Heather and I are in Kansas and settled in for our week and enjoyed a good first day of the Contemporary Worship Institute at COR yesterday.
I had the opportunity to have lunch yesterday with Virgil Brady before the conference started. Virgil was the Senior Pastor of my home church while I was growing up and has recently written a new book titled “Believe the Believable.” I will be leading a class on this book over the next month and it was great to get together with Virgil and to “talk shop.”
Last evening was a resource session held by Belden St. Music and it was a fascinating time for me, having never been a part of anything like it in the past. Members of the staff from Belden St. worked us through three different resources that they offer:
Worship Today is a publication and online resource that provides worship leaders with choral music, praise music, and children’s music resources.
Drama Ministry is a publication that shares scripts and how-to’s regarding practical ways to incorporate dramas and skits into worship on a regular basis.
River Spring Music is a publication that seeks out and publishes new contemporary/praise music for congregations to use.
I was particularly fascinated by the presentation on Drama Ministry. In his introductory time Scott Crain shared a striking quotation from Harrison Ford. Several years ago Ford was asked why he thought he had been so successful in Hollywood. He said something like, “We as humans have a need to sit together, side by side, and to experience the full range of human emotions together. People used to get this from the church, now they get it from the movies.”

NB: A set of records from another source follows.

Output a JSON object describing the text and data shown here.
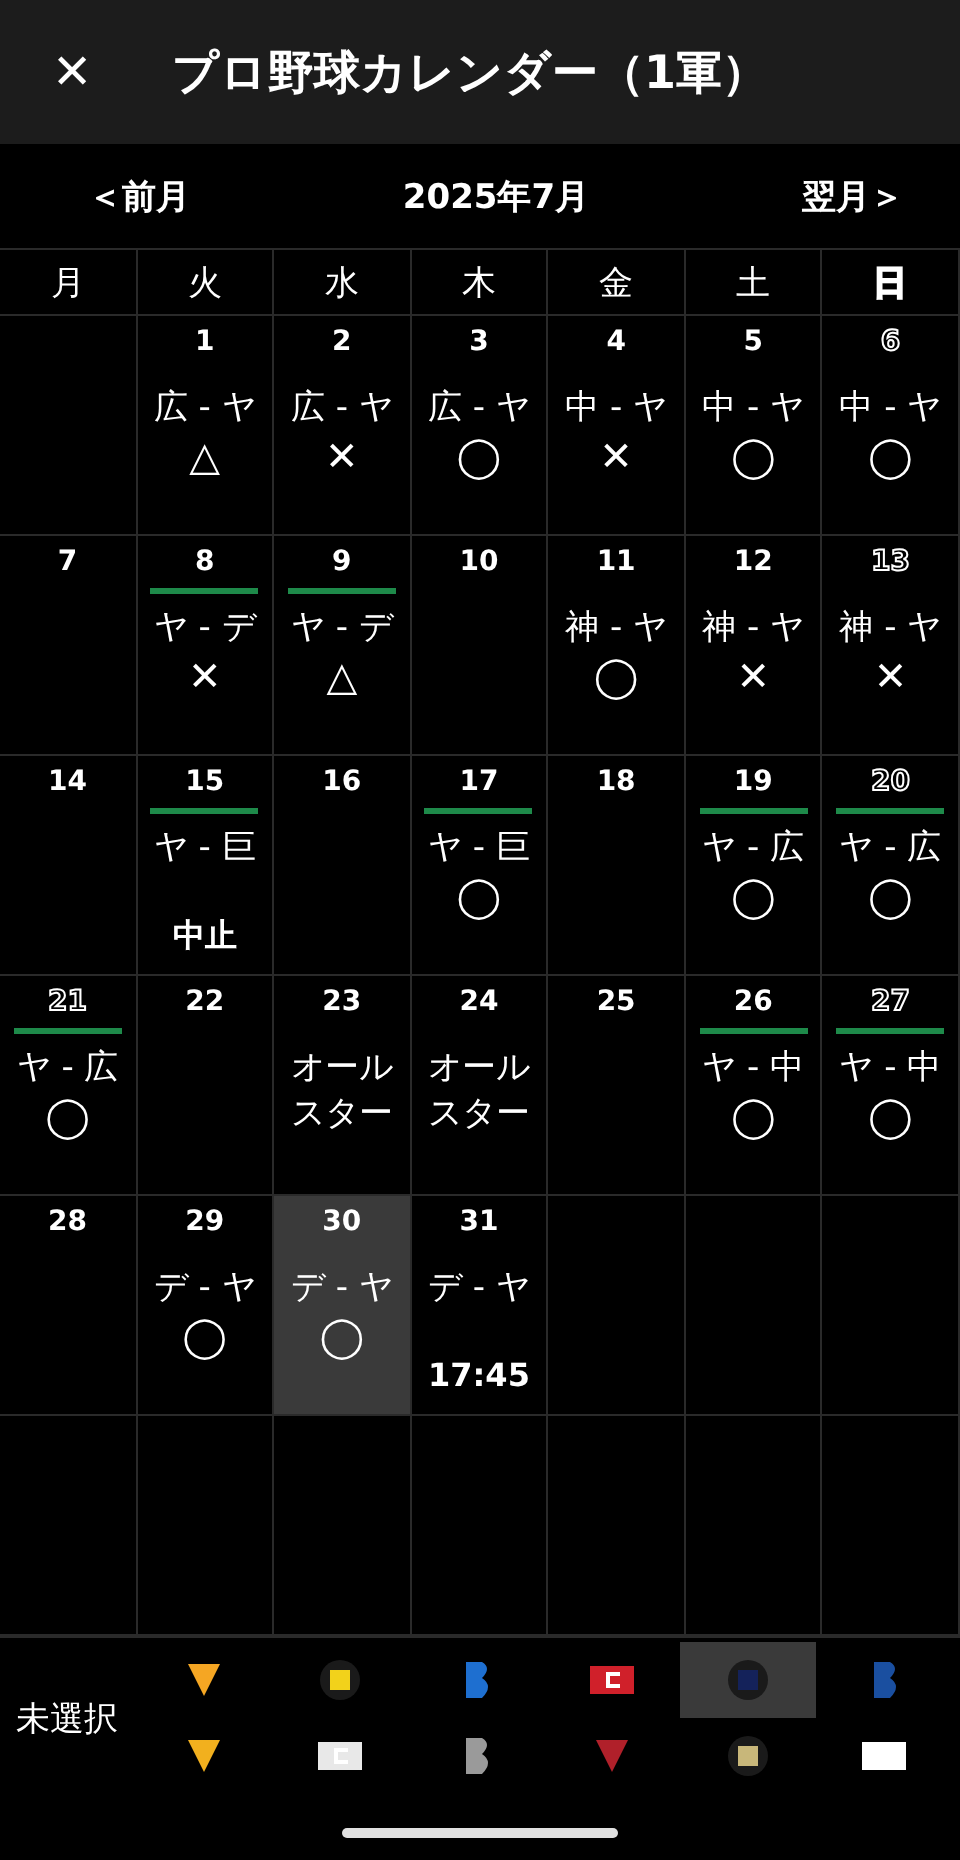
{
  "header": {
    "close": "✕",
    "title": "プロ野球カレンダー（1軍）"
  },
  "nav": {
    "prev": "＜前月",
    "month": "2025年7月",
    "next": "翌月＞"
  },
  "weekdays": [
    {
      "label": "月",
      "holiday": false
    },
    {
      "label": "火",
      "holiday": false
    },
    {
      "label": "水",
      "holiday": false
    },
    {
      "label": "木",
      "holiday": false
    },
    {
      "label": "金",
      "holiday": false
    },
    {
      "label": "土",
      "holiday": false
    },
    {
      "label": "日",
      "holiday": true
    }
  ],
  "weeks": [
    [
      {
        "date": "1",
        "holiday": false,
        "today": false,
        "home": false,
        "match": "広 - ヤ",
        "result": "△"
      },
      {
        "date": "2",
        "holiday": false,
        "today": false,
        "home": false,
        "match": "広 - ヤ",
        "result": "✕"
      },
      {
        "date": "3",
        "holiday": false,
        "today": false,
        "home": false,
        "match": "広 - ヤ",
        "result": "◯"
      },
      {
        "date": "4",
        "holiday": false,
        "today": false,
        "home": false,
        "match": "中 - ヤ",
        "result": "✕"
      },
      {
        "date": "5",
        "holiday": false,
        "today": false,
        "home": false,
        "match": "中 - ヤ",
        "result": "◯"
      },
      {
        "date": "6",
        "holiday": true,
        "today": false,
        "home": false,
        "match": "中 - ヤ",
        "result": "◯"
      }
    ],
    [
      {
        "date": "7",
        "holiday": false,
        "today": false,
        "home": false
      },
      {
        "date": "8",
        "holiday": false,
        "today": false,
        "home": true,
        "match": "ヤ - デ",
        "result": "✕"
      },
      {
        "date": "9",
        "holiday": false,
        "today": false,
        "home": true,
        "match": "ヤ - デ",
        "result": "△"
      },
      {
        "date": "10",
        "holiday": false,
        "today": false,
        "home": false
      },
      {
        "date": "11",
        "holiday": false,
        "today": false,
        "home": false,
        "match": "神 - ヤ",
        "result": "◯"
      },
      {
        "date": "12",
        "holiday": false,
        "today": false,
        "home": false,
        "match": "神 - ヤ",
        "result": "✕"
      },
      {
        "date": "13",
        "holiday": true,
        "today": false,
        "home": false,
        "match": "神 - ヤ",
        "result": "✕"
      }
    ],
    [
      {
        "date": "14",
        "holiday": false,
        "today": false,
        "home": false
      },
      {
        "date": "15",
        "holiday": false,
        "today": false,
        "home": true,
        "match": "ヤ - 巨",
        "note": "中止"
      },
      {
        "date": "16",
        "holiday": false,
        "today": false,
        "home": false
      },
      {
        "date": "17",
        "holiday": false,
        "today": false,
        "home": true,
        "match": "ヤ - 巨",
        "result": "◯"
      },
      {
        "date": "18",
        "holiday": false,
        "today": false,
        "home": false
      },
      {
        "date": "19",
        "holiday": false,
        "today": false,
        "home": true,
        "match": "ヤ - 広",
        "result": "◯"
      },
      {
        "date": "20",
        "holiday": true,
        "today": false,
        "home": true,
        "match": "ヤ - 広",
        "result": "◯"
      }
    ],
    [
      {
        "date": "21",
        "holiday": true,
        "today": false,
        "home": true,
        "match": "ヤ - 広",
        "result": "◯"
      },
      {
        "date": "22",
        "holiday": false,
        "today": false,
        "home": false
      },
      {
        "date": "23",
        "holiday": false,
        "today": false,
        "home": false,
        "match": "オールスター"
      },
      {
        "date": "24",
        "holiday": false,
        "today": false,
        "home": false,
        "match": "オールスター"
      },
      {
        "date": "25",
        "holiday": false,
        "today": false,
        "home": false
      },
      {
        "date": "26",
        "holiday": false,
        "today": false,
        "home": true,
        "match": "ヤ - 中",
        "result": "◯"
      },
      {
        "date": "27",
        "holiday": true,
        "today": false,
        "home": true,
        "match": "ヤ - 中",
        "result": "◯"
      }
    ],
    [
      {
        "date": "28",
        "holiday": false,
        "today": false,
        "home": false
      },
      {
        "date": "29",
        "holiday": false,
        "today": false,
        "home": false,
        "match": "デ - ヤ",
        "result": "◯"
      },
      {
        "date": "30",
        "holiday": false,
        "today": true,
        "home": false,
        "match": "デ - ヤ",
        "result": "◯"
      },
      {
        "date": "31",
        "holiday": false,
        "today": false,
        "home": false,
        "match": "デ - ヤ",
        "note": "17:45"
      }
    ]
  ],
  "team_filter": {
    "label": "未選択",
    "teams": [
      {
        "color": "#f5a623",
        "selected": false
      },
      {
        "color": "#f2d21b",
        "selected": false
      },
      {
        "color": "#1e6fd0",
        "selected": false
      },
      {
        "color": "#d0202a",
        "selected": false
      },
      {
        "color": "#14225a",
        "selected": true
      },
      {
        "color": "#1a4fa0",
        "selected": false
      },
      {
        "color": "#f2b01e",
        "selected": false
      },
      {
        "color": "#e8e8e8",
        "selected": false
      },
      {
        "color": "#9a9a9a",
        "selected": false
      },
      {
        "color": "#b0202a",
        "selected": false
      },
      {
        "color": "#c8b77a",
        "selected": false
      },
      {
        "color": "#ffffff",
        "selected": false
      }
    ]
  }
}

Crain argued that drama (especially through skits) was an important way of worshipping because of the ways in which the power of story and the drama speak to people. It got me to thinking a great deal about drama in worship in general – the ways in which ritual, liturgy, candles, incense, etc. can help people encounter the power of God’s story in ways that encourage them to join themselves to that story.